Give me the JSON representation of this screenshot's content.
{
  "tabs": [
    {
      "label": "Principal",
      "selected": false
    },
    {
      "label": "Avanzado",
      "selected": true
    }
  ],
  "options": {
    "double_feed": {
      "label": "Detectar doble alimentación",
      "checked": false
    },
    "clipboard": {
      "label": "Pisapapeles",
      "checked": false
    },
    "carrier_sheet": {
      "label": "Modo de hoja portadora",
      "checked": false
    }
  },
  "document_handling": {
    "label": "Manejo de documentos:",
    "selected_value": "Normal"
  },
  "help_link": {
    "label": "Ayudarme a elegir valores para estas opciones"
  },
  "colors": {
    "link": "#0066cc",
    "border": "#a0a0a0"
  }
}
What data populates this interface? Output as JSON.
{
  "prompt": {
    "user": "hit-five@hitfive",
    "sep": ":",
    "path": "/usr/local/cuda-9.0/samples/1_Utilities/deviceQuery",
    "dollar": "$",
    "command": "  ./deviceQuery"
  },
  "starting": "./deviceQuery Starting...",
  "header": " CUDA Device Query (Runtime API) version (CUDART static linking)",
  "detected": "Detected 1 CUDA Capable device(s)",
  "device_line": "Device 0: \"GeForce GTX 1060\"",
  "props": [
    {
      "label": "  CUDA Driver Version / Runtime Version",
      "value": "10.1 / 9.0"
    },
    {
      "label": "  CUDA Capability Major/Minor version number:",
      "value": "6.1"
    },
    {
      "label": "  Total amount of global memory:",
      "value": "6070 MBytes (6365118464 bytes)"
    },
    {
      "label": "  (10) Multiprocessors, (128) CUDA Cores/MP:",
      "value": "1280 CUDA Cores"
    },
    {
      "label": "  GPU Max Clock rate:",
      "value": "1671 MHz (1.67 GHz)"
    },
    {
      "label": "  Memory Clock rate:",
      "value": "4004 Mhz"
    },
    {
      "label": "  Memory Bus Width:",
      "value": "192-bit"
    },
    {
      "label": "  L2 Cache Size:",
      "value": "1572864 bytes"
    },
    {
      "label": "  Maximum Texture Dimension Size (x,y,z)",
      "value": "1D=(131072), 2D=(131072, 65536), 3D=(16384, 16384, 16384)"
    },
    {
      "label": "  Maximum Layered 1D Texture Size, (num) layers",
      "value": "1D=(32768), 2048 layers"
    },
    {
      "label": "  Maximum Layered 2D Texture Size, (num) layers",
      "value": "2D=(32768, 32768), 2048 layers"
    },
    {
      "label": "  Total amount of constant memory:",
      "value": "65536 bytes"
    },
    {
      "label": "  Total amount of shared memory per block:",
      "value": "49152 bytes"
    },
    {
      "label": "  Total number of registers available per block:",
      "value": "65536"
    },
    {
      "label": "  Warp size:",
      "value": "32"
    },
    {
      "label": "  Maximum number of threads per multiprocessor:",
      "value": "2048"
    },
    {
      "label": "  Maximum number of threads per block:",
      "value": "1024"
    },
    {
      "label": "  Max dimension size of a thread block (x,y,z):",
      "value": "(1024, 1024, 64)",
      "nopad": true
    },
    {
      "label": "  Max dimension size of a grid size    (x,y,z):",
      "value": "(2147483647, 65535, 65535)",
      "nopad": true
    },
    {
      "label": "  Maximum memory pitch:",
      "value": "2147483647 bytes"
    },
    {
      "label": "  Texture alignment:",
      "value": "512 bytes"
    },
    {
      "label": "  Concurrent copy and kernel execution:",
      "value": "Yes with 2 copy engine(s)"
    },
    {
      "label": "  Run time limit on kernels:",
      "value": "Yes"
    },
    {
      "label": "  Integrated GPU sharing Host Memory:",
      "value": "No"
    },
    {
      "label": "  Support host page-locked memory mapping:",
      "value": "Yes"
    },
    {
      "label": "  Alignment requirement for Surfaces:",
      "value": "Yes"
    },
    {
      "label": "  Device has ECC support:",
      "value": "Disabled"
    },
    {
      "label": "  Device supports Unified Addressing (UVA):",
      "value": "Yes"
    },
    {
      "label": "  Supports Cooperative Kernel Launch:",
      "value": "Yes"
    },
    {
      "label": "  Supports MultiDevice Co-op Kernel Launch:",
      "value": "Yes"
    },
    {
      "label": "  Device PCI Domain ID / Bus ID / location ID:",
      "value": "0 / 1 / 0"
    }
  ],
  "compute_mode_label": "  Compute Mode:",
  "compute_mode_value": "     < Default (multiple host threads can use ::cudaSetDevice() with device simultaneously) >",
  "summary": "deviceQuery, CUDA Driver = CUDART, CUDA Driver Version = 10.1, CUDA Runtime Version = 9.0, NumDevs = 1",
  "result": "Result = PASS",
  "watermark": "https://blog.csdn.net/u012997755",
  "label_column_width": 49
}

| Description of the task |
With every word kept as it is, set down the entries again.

| Result of the exercise |
Give me the JSON representation of this screenshot's content.
{
  "tabs": [
    {
      "label": "Principal",
      "selected": false
    },
    {
      "label": "Avanzado",
      "selected": true
    }
  ],
  "options": {
    "double_feed": {
      "label": "Detectar doble alimentación",
      "checked": false
    },
    "clipboard": {
      "label": "Pisapapeles",
      "checked": false
    },
    "carrier_sheet": {
      "label": "Modo de hoja portadora",
      "checked": false
    }
  },
  "document_handling": {
    "label": "Manejo de documentos:",
    "selected_value": "Normal"
  },
  "help_link": {
    "label": "Ayudarme a elegir valores para estas opciones"
  },
  "colors": {
    "link": "#0066cc",
    "border": "#a0a0a0"
  }
}
What data populates this interface? Output as JSON.
{
  "prompt": {
    "user": "hit-five@hitfive",
    "sep": ":",
    "path": "/usr/local/cuda-9.0/samples/1_Utilities/deviceQuery",
    "dollar": "$",
    "command": "  ./deviceQuery"
  },
  "starting": "./deviceQuery Starting...",
  "header": " CUDA Device Query (Runtime API) version (CUDART static linking)",
  "detected": "Detected 1 CUDA Capable device(s)",
  "device_line": "Device 0: \"GeForce GTX 1060\"",
  "props": [
    {
      "label": "  CUDA Driver Version / Runtime Version",
      "value": "10.1 / 9.0"
    },
    {
      "label": "  CUDA Capability Major/Minor version number:",
      "value": "6.1"
    },
    {
      "label": "  Total amount of global memory:",
      "value": "6070 MBytes (6365118464 bytes)"
    },
    {
      "label": "  (10) Multiprocessors, (128) CUDA Cores/MP:",
      "value": "1280 CUDA Cores"
    },
    {
      "label": "  GPU Max Clock rate:",
      "value": "1671 MHz (1.67 GHz)"
    },
    {
      "label": "  Memory Clock rate:",
      "value": "4004 Mhz"
    },
    {
      "label": "  Memory Bus Width:",
      "value": "192-bit"
    },
    {
      "label": "  L2 Cache Size:",
      "value": "1572864 bytes"
    },
    {
      "label": "  Maximum Texture Dimension Size (x,y,z)",
      "value": "1D=(131072), 2D=(131072, 65536), 3D=(16384, 16384, 16384)"
    },
    {
      "label": "  Maximum Layered 1D Texture Size, (num) layers",
      "value": "1D=(32768), 2048 layers"
    },
    {
      "label": "  Maximum Layered 2D Texture Size, (num) layers",
      "value": "2D=(32768, 32768), 2048 layers"
    },
    {
      "label": "  Total amount of constant memory:",
      "value": "65536 bytes"
    },
    {
      "label": "  Total amount of shared memory per block:",
      "value": "49152 bytes"
    },
    {
      "label": "  Total number of registers available per block:",
      "value": "65536"
    },
    {
      "label": "  Warp size:",
      "value": "32"
    },
    {
      "label": "  Maximum number of threads per multiprocessor:",
      "value": "2048"
    },
    {
      "label": "  Maximum number of threads per block:",
      "value": "1024"
    },
    {
      "label": "  Max dimension size of a thread block (x,y,z):",
      "value": "(1024, 1024, 64)",
      "nopad": true
    },
    {
      "label": "  Max dimension size of a grid size    (x,y,z):",
      "value": "(2147483647, 65535, 65535)",
      "nopad": true
    },
    {
      "label": "  Maximum memory pitch:",
      "value": "2147483647 bytes"
    },
    {
      "label": "  Texture alignment:",
      "value": "512 bytes"
    },
    {
      "label": "  Concurrent copy and kernel execution:",
      "value": "Yes with 2 copy engine(s)"
    },
    {
      "label": "  Run time limit on kernels:",
      "value": "Yes"
    },
    {
      "label": "  Integrated GPU sharing Host Memory:",
      "value": "No"
    },
    {
      "label": "  Support host page-locked memory mapping:",
      "value": "Yes"
    },
    {
      "label": "  Alignment requirement for Surfaces:",
      "value": "Yes"
    },
    {
      "label": "  Device has ECC support:",
      "value": "Disabled"
    },
    {
      "label": "  Device supports Unified Addressing (UVA):",
      "value": "Yes"
    },
    {
      "label": "  Supports Cooperative Kernel Launch:",
      "value": "Yes"
    },
    {
      "label": "  Supports MultiDevice Co-op Kernel Launch:",
      "value": "Yes"
    },
    {
      "label": "  Device PCI Domain ID / Bus ID / location ID:",
      "value": "0 / 1 / 0"
    }
  ],
  "compute_mode_label": "  Compute Mode:",
  "compute_mode_value": "     < Default (multiple host threads can use ::cudaSetDevice() with device simultaneously) >",
  "summary": "deviceQuery, CUDA Driver = CUDART, CUDA Driver Version = 10.1, CUDA Runtime Version = 9.0, NumDevs = 1",
  "result": "Result = PASS",
  "watermark": "https://blog.csdn.net/u012997755",
  "label_column_width": 49
}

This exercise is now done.